=== Section Start ===

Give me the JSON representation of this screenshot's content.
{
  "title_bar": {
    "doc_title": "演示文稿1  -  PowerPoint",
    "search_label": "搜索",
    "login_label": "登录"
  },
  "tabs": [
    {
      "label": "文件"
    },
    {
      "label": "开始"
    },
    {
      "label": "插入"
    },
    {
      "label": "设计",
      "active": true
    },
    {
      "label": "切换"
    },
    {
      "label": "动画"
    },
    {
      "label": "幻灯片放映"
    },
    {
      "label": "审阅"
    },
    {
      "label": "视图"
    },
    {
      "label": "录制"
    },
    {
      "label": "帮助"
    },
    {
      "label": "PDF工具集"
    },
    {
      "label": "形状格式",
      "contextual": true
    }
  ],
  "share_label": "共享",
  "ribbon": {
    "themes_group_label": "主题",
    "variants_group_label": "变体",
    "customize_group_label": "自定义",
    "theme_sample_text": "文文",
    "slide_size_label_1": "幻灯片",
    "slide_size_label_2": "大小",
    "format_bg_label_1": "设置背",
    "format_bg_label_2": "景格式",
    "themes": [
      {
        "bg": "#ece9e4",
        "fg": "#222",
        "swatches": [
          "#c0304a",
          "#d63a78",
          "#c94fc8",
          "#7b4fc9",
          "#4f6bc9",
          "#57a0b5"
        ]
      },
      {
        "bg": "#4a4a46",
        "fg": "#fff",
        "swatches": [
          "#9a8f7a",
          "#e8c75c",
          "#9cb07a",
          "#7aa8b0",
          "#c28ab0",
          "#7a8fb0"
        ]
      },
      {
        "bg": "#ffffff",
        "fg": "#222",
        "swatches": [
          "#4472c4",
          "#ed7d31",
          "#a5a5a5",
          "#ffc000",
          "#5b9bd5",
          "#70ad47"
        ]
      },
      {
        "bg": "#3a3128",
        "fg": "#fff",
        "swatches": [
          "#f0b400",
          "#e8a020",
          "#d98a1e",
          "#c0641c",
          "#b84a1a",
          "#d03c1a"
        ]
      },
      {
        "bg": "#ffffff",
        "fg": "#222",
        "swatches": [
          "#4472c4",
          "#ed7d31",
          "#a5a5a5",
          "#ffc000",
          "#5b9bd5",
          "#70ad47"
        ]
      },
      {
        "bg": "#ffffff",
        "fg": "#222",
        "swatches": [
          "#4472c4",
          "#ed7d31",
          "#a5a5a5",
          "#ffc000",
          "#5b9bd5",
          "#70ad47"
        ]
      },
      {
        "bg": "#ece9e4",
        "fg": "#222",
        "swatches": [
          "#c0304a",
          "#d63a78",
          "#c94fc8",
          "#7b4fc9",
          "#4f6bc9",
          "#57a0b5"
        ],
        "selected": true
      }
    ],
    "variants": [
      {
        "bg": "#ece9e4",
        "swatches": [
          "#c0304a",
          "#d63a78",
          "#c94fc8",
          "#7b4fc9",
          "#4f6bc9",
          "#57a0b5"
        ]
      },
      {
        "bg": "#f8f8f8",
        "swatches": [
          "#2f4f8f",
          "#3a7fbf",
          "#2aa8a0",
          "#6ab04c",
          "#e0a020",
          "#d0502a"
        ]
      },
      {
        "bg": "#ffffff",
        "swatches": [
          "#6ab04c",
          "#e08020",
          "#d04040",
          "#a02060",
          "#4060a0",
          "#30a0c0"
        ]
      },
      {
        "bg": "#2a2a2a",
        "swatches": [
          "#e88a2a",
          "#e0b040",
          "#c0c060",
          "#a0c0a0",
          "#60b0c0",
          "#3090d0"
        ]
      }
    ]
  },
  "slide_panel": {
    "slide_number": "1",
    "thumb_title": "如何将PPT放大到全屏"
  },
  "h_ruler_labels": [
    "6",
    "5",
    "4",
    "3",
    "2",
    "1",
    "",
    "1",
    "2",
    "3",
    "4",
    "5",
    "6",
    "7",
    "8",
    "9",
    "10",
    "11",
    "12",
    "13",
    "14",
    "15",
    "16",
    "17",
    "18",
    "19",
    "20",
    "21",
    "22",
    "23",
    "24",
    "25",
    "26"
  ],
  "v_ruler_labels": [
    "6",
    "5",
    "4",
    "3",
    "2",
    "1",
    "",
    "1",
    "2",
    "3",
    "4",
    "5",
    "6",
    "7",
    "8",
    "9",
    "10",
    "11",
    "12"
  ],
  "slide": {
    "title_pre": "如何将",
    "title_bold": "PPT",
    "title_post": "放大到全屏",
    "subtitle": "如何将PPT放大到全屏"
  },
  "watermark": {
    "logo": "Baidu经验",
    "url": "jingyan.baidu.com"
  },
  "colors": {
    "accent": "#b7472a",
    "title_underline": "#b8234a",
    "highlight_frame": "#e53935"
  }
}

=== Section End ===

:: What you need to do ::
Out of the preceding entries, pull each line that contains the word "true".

:: Exercise result ::
      "active": true
      "contextual": true
        "selected": true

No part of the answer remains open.